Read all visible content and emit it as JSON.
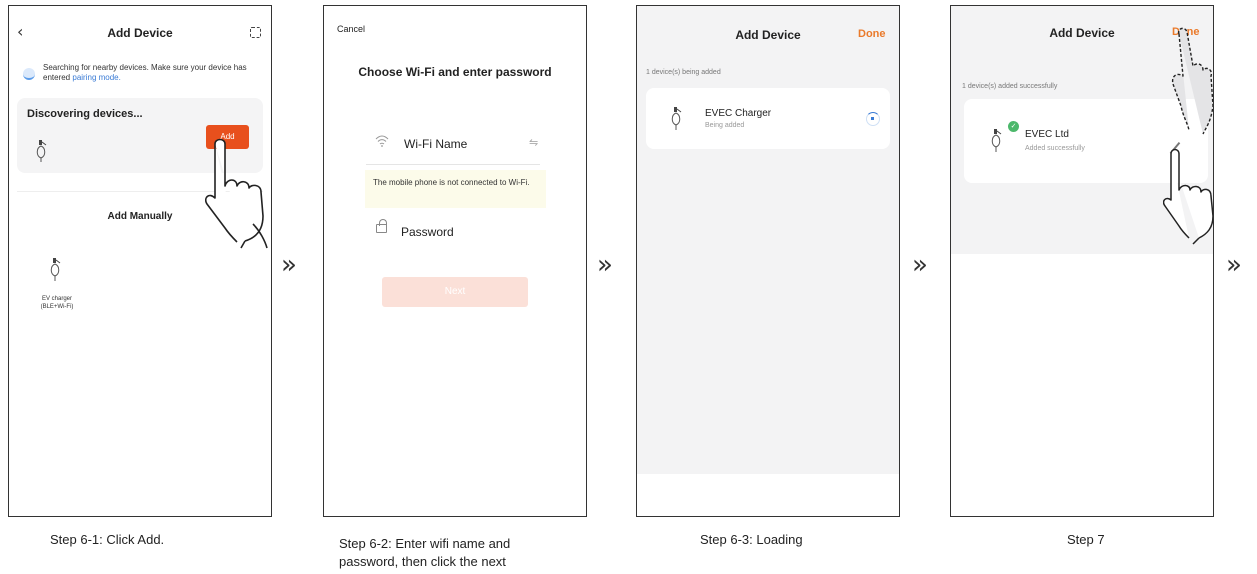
{
  "steps": [
    {
      "caption": "Step 6-1: Click Add.",
      "title": "Add Device",
      "search_text": "Searching for nearby devices. Make sure your device has entered",
      "search_link": "pairing mode.",
      "discover_title": "Discovering devices...",
      "add_button": "Add",
      "add_manually": "Add Manually",
      "device_label_line1": "EV charger",
      "device_label_line2": "(BLE+Wi-Fi)"
    },
    {
      "caption_line1": "Step 6-2: Enter wifi name and",
      "caption_line2": "password, then click the next",
      "cancel": "Cancel",
      "title": "Choose Wi-Fi and enter password",
      "wifi_name": "Wi-Fi Name",
      "warning": "The mobile phone is not connected to Wi-Fi.",
      "password": "Password",
      "next_button": "Next"
    },
    {
      "caption": "Step 6-3: Loading",
      "title": "Add Device",
      "done": "Done",
      "status_text": "1 device(s) being added",
      "device_name": "EVEC Charger",
      "device_status": "Being added"
    },
    {
      "caption": "Step 7",
      "title": "Add Device",
      "done": "Done",
      "status_text": "1 device(s) added successfully",
      "device_name": "EVEC Ltd",
      "device_status": "Added successfully"
    }
  ],
  "arrows": [
    "»",
    "»",
    "»",
    "»"
  ],
  "colors": {
    "accent_orange": "#e8501d",
    "done_orange": "#ea7a2b",
    "link_blue": "#3a7bd5",
    "success_green": "#4cb86b"
  },
  "icons": [
    "back-arrow-icon",
    "scan-icon",
    "wifi-icon",
    "swap-icon",
    "lock-icon",
    "ev-charger-icon",
    "check-icon",
    "edit-icon",
    "hand-pointer-icon"
  ]
}
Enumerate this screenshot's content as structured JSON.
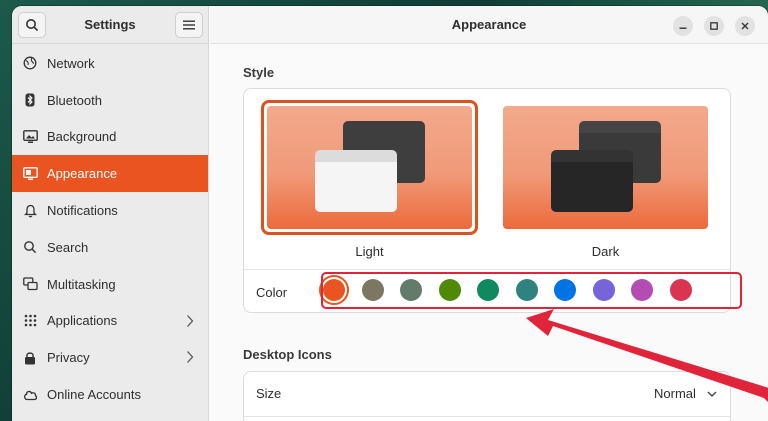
{
  "sidebar": {
    "title": "Settings",
    "items": [
      {
        "label": "Network",
        "icon": "network-globe-icon"
      },
      {
        "label": "Bluetooth",
        "icon": "bluetooth-icon"
      },
      {
        "label": "Background",
        "icon": "background-monitor-icon"
      },
      {
        "label": "Appearance",
        "icon": "appearance-icon",
        "active": true
      },
      {
        "label": "Notifications",
        "icon": "bell-icon"
      },
      {
        "label": "Search",
        "icon": "search-icon"
      },
      {
        "label": "Multitasking",
        "icon": "multitasking-icon"
      },
      {
        "label": "Applications",
        "icon": "apps-grid-icon",
        "chevron": true
      },
      {
        "label": "Privacy",
        "icon": "lock-icon",
        "chevron": true
      },
      {
        "label": "Online Accounts",
        "icon": "cloud-icon"
      }
    ]
  },
  "main": {
    "title": "Appearance",
    "style": {
      "heading": "Style",
      "themes": [
        {
          "label": "Light",
          "selected": true
        },
        {
          "label": "Dark",
          "selected": false
        }
      ]
    },
    "color": {
      "label": "Color",
      "swatches": [
        "#e95420",
        "#7b7763",
        "#657b69",
        "#4e8a08",
        "#0f8a5e",
        "#308280",
        "#0073e5",
        "#7764d8",
        "#b34cb3",
        "#da3450"
      ],
      "selected_index": 0
    },
    "desktop_icons": {
      "heading": "Desktop Icons",
      "size_label": "Size",
      "size_value": "Normal"
    }
  },
  "colors": {
    "accent": "#e95420",
    "annotation": "#e0243a"
  }
}
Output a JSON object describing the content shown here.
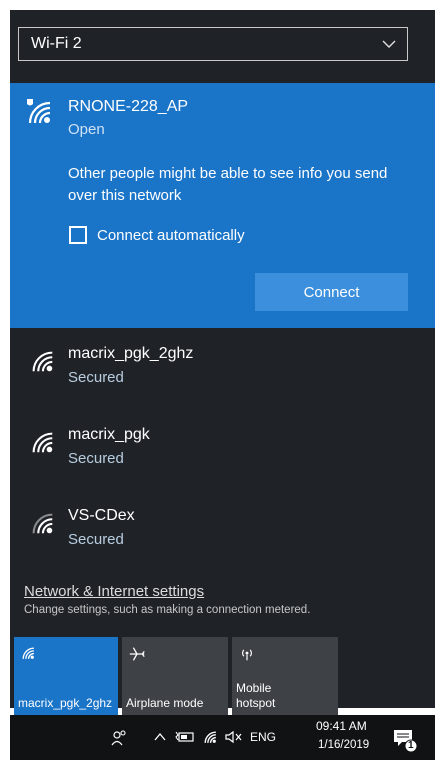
{
  "adapter": {
    "selected": "Wi-Fi 2"
  },
  "active_network": {
    "name": "RNONE-228_AP",
    "status": "Open",
    "warning": "Other people might be able to see info you send over this network",
    "connect_auto_label": "Connect automatically",
    "connect_auto_checked": false,
    "connect_label": "Connect"
  },
  "networks": [
    {
      "name": "macrix_pgk_2ghz",
      "status": "Secured"
    },
    {
      "name": "macrix_pgk",
      "status": "Secured"
    },
    {
      "name": "VS-CDex",
      "status": "Secured"
    }
  ],
  "settings": {
    "link": "Network & Internet settings",
    "description": "Change settings, such as making a connection metered."
  },
  "quick_actions": [
    {
      "label": "macrix_pgk_2ghz",
      "icon": "wifi-icon",
      "active": true
    },
    {
      "label": "Airplane mode",
      "icon": "airplane-icon",
      "active": false
    },
    {
      "label": "Mobile hotspot",
      "icon": "hotspot-icon",
      "active": false
    }
  ],
  "taskbar": {
    "language": "ENG",
    "time": "09:41 AM",
    "date": "1/16/2019",
    "notification_count": "1"
  },
  "colors": {
    "accent": "#1a74c8",
    "panel": "#1f2328",
    "tile_inactive": "#3e4247",
    "taskbar": "#101214"
  }
}
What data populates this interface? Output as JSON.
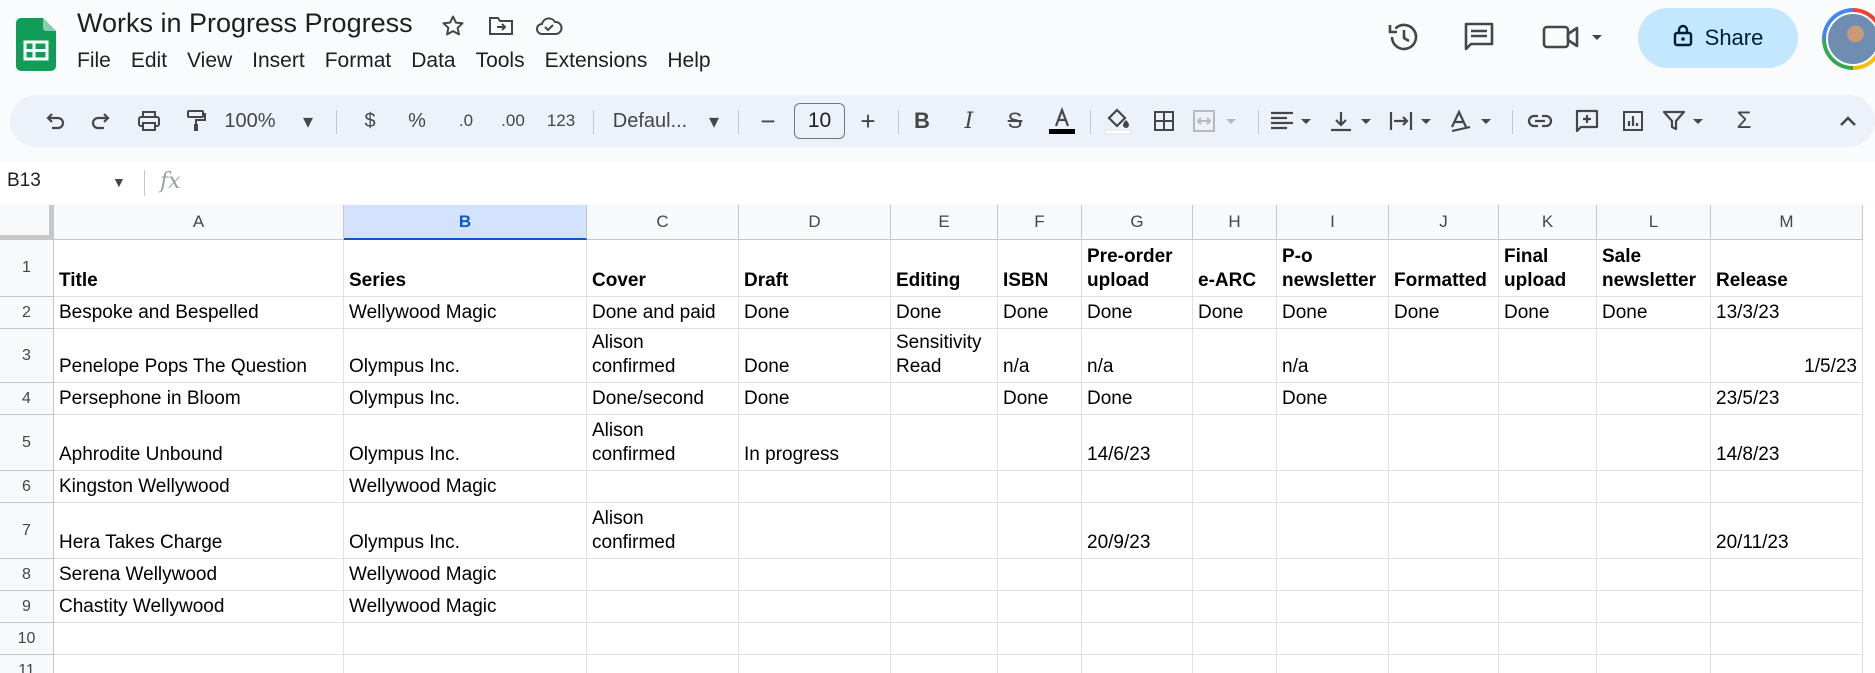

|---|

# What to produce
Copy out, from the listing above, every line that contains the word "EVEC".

# Written solution
      "device_name": "EVEC Charger",
      "device_name": "EVEC Ltd",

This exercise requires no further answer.